“I was sad that the offers (for the fire hall sale) fell through,” said Mayor Arthur Leonard. “But, I was glad because it gave the town the opportunity. … I think if the town misses this opportunity it would be tragic.” He later said the town had the money to make the purchase.

Councilman Gene Wayne Taylor wanted the town to buy the old building and combine it with an adjacent property for parking so it could be easily sold. He suggested doing so without making a profit. “I’m for private people doing business. I don’t think we should be competing,” said Taylor.

Councilman Ben Ellis voted in favor, but had reservations. He wanted to know more about how they could use it; about the condition of the property, including the roof, the HVAC, and the plumbing; and who would manage and maintain it. He didn’t want to further burden town workers. “I don’t think public works can take that on as another responsibility.”

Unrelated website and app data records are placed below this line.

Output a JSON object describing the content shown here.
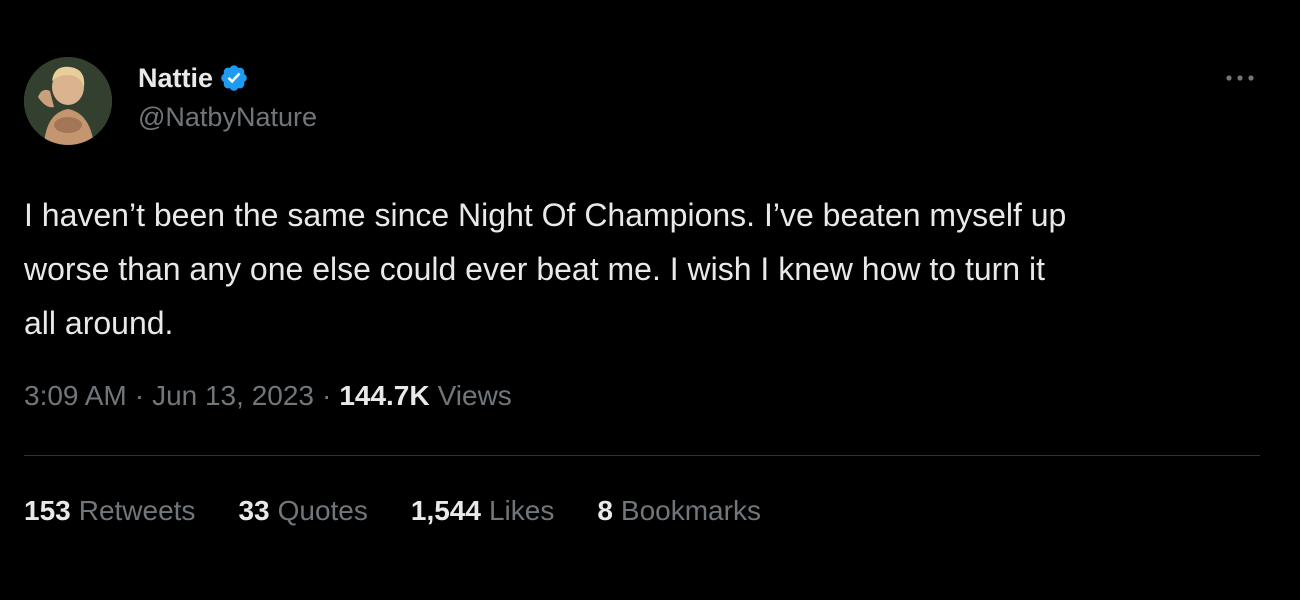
{
  "author": {
    "display_name": "Nattie",
    "handle": "@NatbyNature",
    "verified": true,
    "avatar_icon": "profile-photo"
  },
  "tweet": {
    "text": "I haven’t been the same since Night Of Champions. I’ve beaten myself up\nworse than any one else could ever beat me. I wish I knew how to turn it\nall around."
  },
  "meta": {
    "time": "3:09 AM",
    "separator": "·",
    "date": "Jun 13, 2023",
    "views_count": "144.7K",
    "views_label": "Views"
  },
  "stats": {
    "retweets_count": "153",
    "retweets_label": "Retweets",
    "quotes_count": "33",
    "quotes_label": "Quotes",
    "likes_count": "1,544",
    "likes_label": "Likes",
    "bookmarks_count": "8",
    "bookmarks_label": "Bookmarks"
  },
  "icons": {
    "more": "more-horizontal-icon",
    "verified": "verified-badge-icon"
  },
  "colors": {
    "background": "#000000",
    "primary_text": "#e7e9ea",
    "secondary_text": "#71767b",
    "verified_blue": "#1d9bf0",
    "divider": "#2f3336"
  }
}
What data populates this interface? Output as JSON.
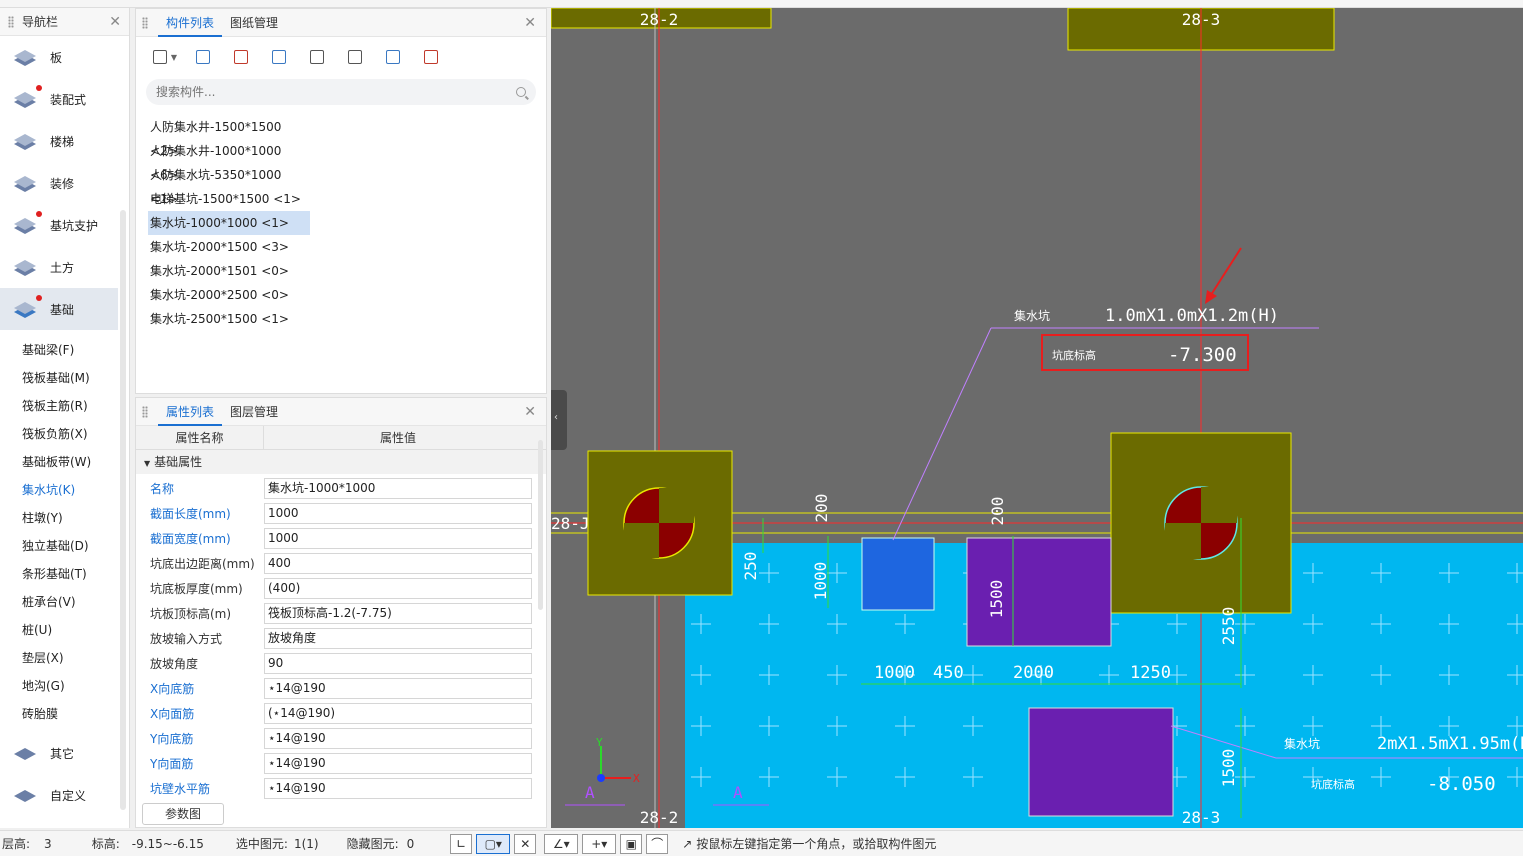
{
  "nav": {
    "title": "导航栏",
    "items": [
      {
        "label": "板",
        "icon": "slab-icon",
        "dot": false
      },
      {
        "label": "装配式",
        "icon": "prefab-icon",
        "dot": true
      },
      {
        "label": "楼梯",
        "icon": "stairs-icon",
        "dot": false
      },
      {
        "label": "装修",
        "icon": "decoration-icon",
        "dot": false
      },
      {
        "label": "基坑支护",
        "icon": "pit-support-icon",
        "dot": true
      },
      {
        "label": "土方",
        "icon": "earthwork-icon",
        "dot": false
      },
      {
        "label": "基础",
        "icon": "foundation-icon",
        "dot": true
      }
    ],
    "subitems": [
      "基础梁(F)",
      "筏板基础(M)",
      "筏板主筋(R)",
      "筏板负筋(X)",
      "基础板带(W)",
      "集水坑(K)",
      "柱墩(Y)",
      "独立基础(D)",
      "条形基础(T)",
      "桩承台(V)",
      "桩(U)",
      "垫层(X)",
      "地沟(G)",
      "砖胎膜"
    ],
    "selected_sub": "集水坑(K)",
    "bottom_items": [
      {
        "label": "其它",
        "icon": "other-icon"
      },
      {
        "label": "自定义",
        "icon": "custom-icon"
      }
    ]
  },
  "complist": {
    "tabs": [
      "构件列表",
      "图纸管理"
    ],
    "search_placeholder": "搜索构件...",
    "items": [
      "人防集水井-1500*1500 <2>",
      "人防集水井-1000*1000 <6>",
      "人防集水坑-5350*1000 <1>",
      "电梯基坑-1500*1500 <1>",
      "集水坑-1000*1000 <1>",
      "集水坑-2000*1500 <3>",
      "集水坑-2000*1501 <0>",
      "集水坑-2000*2500 <0>",
      "集水坑-2500*1500 <1>"
    ],
    "selected": "集水坑-1000*1000 <1>"
  },
  "props": {
    "tabs": [
      "属性列表",
      "图层管理"
    ],
    "col_name": "属性名称",
    "col_value": "属性值",
    "group": "基础属性",
    "rows": [
      {
        "k": "名称",
        "v": "集水坑-1000*1000",
        "blue": true
      },
      {
        "k": "截面长度(mm)",
        "v": "1000",
        "blue": true
      },
      {
        "k": "截面宽度(mm)",
        "v": "1000",
        "blue": true
      },
      {
        "k": "坑底出边距离(mm)",
        "v": "400",
        "blue": false
      },
      {
        "k": "坑底板厚度(mm)",
        "v": "(400)",
        "blue": false
      },
      {
        "k": "坑板顶标高(m)",
        "v": "筏板顶标高-1.2(-7.75)",
        "blue": false
      },
      {
        "k": "放坡输入方式",
        "v": "放坡角度",
        "blue": false
      },
      {
        "k": "放坡角度",
        "v": "90",
        "blue": false
      },
      {
        "k": "X向底筋",
        "v": "⋆14@190",
        "blue": true
      },
      {
        "k": "X向面筋",
        "v": "(⋆14@190)",
        "blue": true
      },
      {
        "k": "Y向底筋",
        "v": "⋆14@190",
        "blue": true
      },
      {
        "k": "Y向面筋",
        "v": "⋆14@190",
        "blue": true
      },
      {
        "k": "坑壁水平筋",
        "v": "⋆14@190",
        "blue": true
      }
    ],
    "param_button": "参数图"
  },
  "canvas": {
    "axis_labels": {
      "top_left": "28-2",
      "top_right": "28-3",
      "bottom_left": "28-2",
      "bottom_right": "28-3",
      "row": "28-J"
    },
    "label1_name": "集水坑",
    "label1_size": "1.0mX1.0mX1.2m(H)",
    "label1_elev_name": "坑底标高",
    "label1_elev": "-7.300",
    "label2_name": "集水坑",
    "label2_size": "2mX1.5mX1.95m(H)",
    "label2_elev_name": "坑底标高",
    "label2_elev": "-8.050",
    "dims": {
      "d200a": "200",
      "d200b": "200",
      "d250": "250",
      "d1000v": "1000",
      "d1500v": "1500",
      "d2550": "2550",
      "d1000h": "1000",
      "d450": "450",
      "d2000": "2000",
      "d1250": "1250",
      "d1500b": "1500"
    },
    "axis_x": "X",
    "axis_y": "Y",
    "mark_a1": "A",
    "mark_a2": "A"
  },
  "status": {
    "floor_label": "层高:",
    "floor_value": "3",
    "elev_label": "标高:",
    "elev_value": "-9.15~-6.15",
    "sel_label": "选中图元:",
    "sel_value": "1(1)",
    "hidden_label": "隐藏图元:",
    "hidden_value": "0",
    "hint": "按鼠标左键指定第一个角点，或拾取构件图元"
  },
  "colors": {
    "canvas_bg": "#6b6b6b",
    "raft": "#00b7f0",
    "pit_box": "#6b6b00",
    "accent": "#1a6fd1"
  }
}
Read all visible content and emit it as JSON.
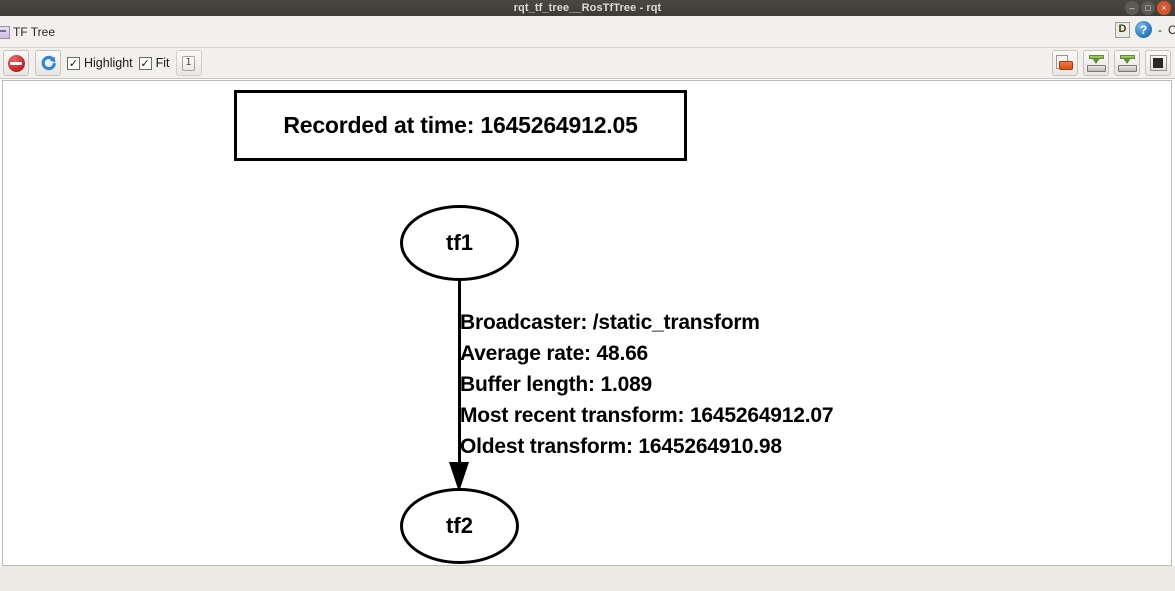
{
  "window": {
    "title": "rqt_tf_tree__RosTfTree - rqt",
    "controls": {
      "minimize": "–",
      "maximize": "□",
      "close": "×"
    }
  },
  "plugin_bar": {
    "tab_label": "TF Tree",
    "tab_icon": "plugin-icon",
    "dock_letter": "D",
    "help_icon": "?",
    "separator": "-",
    "trailing_text": "C"
  },
  "toolbar": {
    "left": [
      {
        "name": "stop-button",
        "icon": "stop-icon",
        "label": ""
      },
      {
        "name": "refresh-button",
        "icon": "refresh-icon",
        "label": ""
      }
    ],
    "highlight_checkbox": {
      "label": "Highlight",
      "checked": true,
      "mark": "✓"
    },
    "fit_checkbox": {
      "label": "Fit",
      "checked": true,
      "mark": "✓"
    },
    "zoom_one_button": {
      "label": "1",
      "icon": "zoom-one-icon"
    },
    "right": [
      {
        "name": "load-dot-button",
        "icon": "folder-open-icon"
      },
      {
        "name": "save-dot-button",
        "icon": "save-disk-icon"
      },
      {
        "name": "save-image-button",
        "icon": "save-disk-icon"
      },
      {
        "name": "save-raw-button",
        "icon": "filled-square-icon"
      }
    ]
  },
  "graph": {
    "time_box": {
      "text": "Recorded at time: 1645264912.05"
    },
    "nodes": [
      {
        "id": "tf1",
        "label": "tf1"
      },
      {
        "id": "tf2",
        "label": "tf2"
      }
    ],
    "edge": {
      "from": "tf1",
      "to": "tf2",
      "lines": [
        "Broadcaster: /static_transform",
        "Average rate: 48.66",
        "Buffer length: 1.089",
        "Most recent transform: 1645264912.07",
        "Oldest transform: 1645264910.98"
      ]
    }
  },
  "colors": {
    "titlebar_bg": "#3f3b37",
    "titlebar_text": "#dedad6",
    "chrome_bg": "#f2f0ed",
    "canvas_bg": "#ffffff",
    "graph_stroke": "#000000",
    "close_button": "#d8552b",
    "help_blue": "#2e7dc4",
    "stop_red": "#c42020"
  }
}
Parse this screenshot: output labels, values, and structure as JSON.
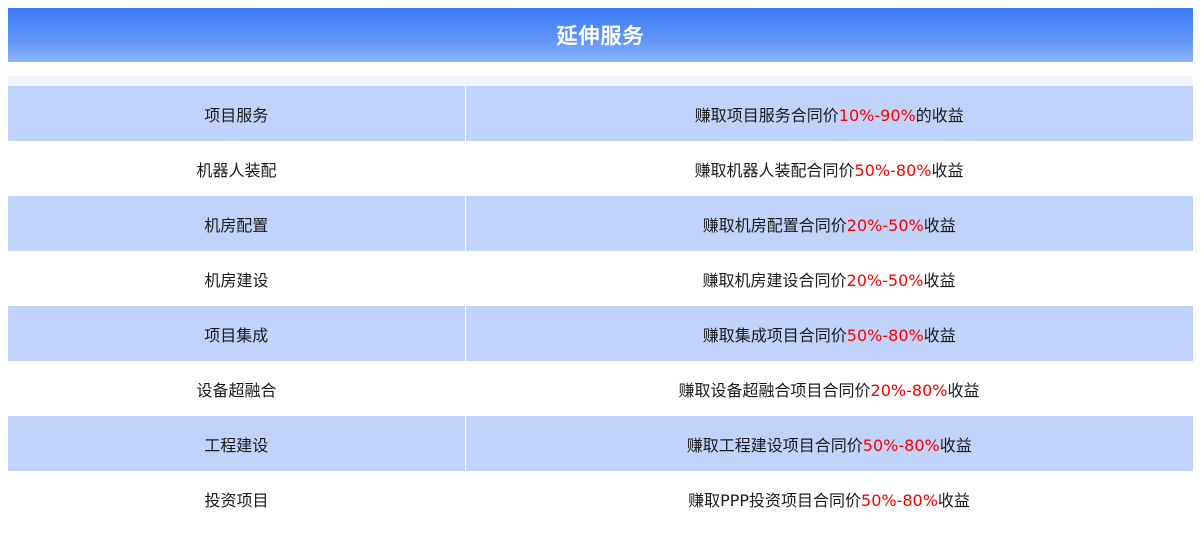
{
  "header": {
    "title": "延伸服务"
  },
  "colors": {
    "header_start": "#3a7af5",
    "header_end": "#8db4fa",
    "row_alt": "#c0d3fb",
    "highlight": "#ff0000"
  },
  "rows": [
    {
      "name": "项目服务",
      "desc_pre": "赚取项目服务合同价",
      "desc_range": "10%-90%",
      "desc_post": "的收益"
    },
    {
      "name": "机器人装配",
      "desc_pre": "赚取机器人装配合同价",
      "desc_range": "50%-80%",
      "desc_post": "收益"
    },
    {
      "name": "机房配置",
      "desc_pre": "赚取机房配置合同价",
      "desc_range": "20%-50%",
      "desc_post": "收益"
    },
    {
      "name": "机房建设",
      "desc_pre": "赚取机房建设合同价",
      "desc_range": "20%-50%",
      "desc_post": "收益"
    },
    {
      "name": "项目集成",
      "desc_pre": "赚取集成项目合同价",
      "desc_range": "50%-80%",
      "desc_post": "收益"
    },
    {
      "name": "设备超融合",
      "desc_pre": "赚取设备超融合项目合同价",
      "desc_range": "20%-80%",
      "desc_post": "收益"
    },
    {
      "name": "工程建设",
      "desc_pre": "赚取工程建设项目合同价",
      "desc_range": "50%-80%",
      "desc_post": "收益"
    },
    {
      "name": "投资项目",
      "desc_pre": "赚取PPP投资项目合同价",
      "desc_range": "50%-80%",
      "desc_post": "收益"
    }
  ]
}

Councilman Matthew Reed, who is in the construction business, said the cost to renovate would probably be more than 51 percent of its value. He said asbsetos removal would likely have to be considered. “There are a lot of things that we’re going to be held under a microscope for. If we miss one little thing, we’re in trouble. It’s going to cost big money. I’m in favor of helping the fire department any way possible. Myself, I wish I had the money. I love the building.”

The possibility of getting grants for the work appeared to convince him it was worth it. “I don’t want the look of the building to change,” he said.

“You could run the trolleys out of that whole system,” said Richardson. “I think there is potential in it as Elaine Meil (director of the Accomack-Northampton Planning District Commission) was very excited. I just think it would an asset.”

The real estate ad said an addition was added in 1957. “Just think of the possibilities with over 13,000 square feet in the heart of Main Street.” It was suggested the firehouse become a brewery/restaurant with its commercial grade kitchen or a wedding venue.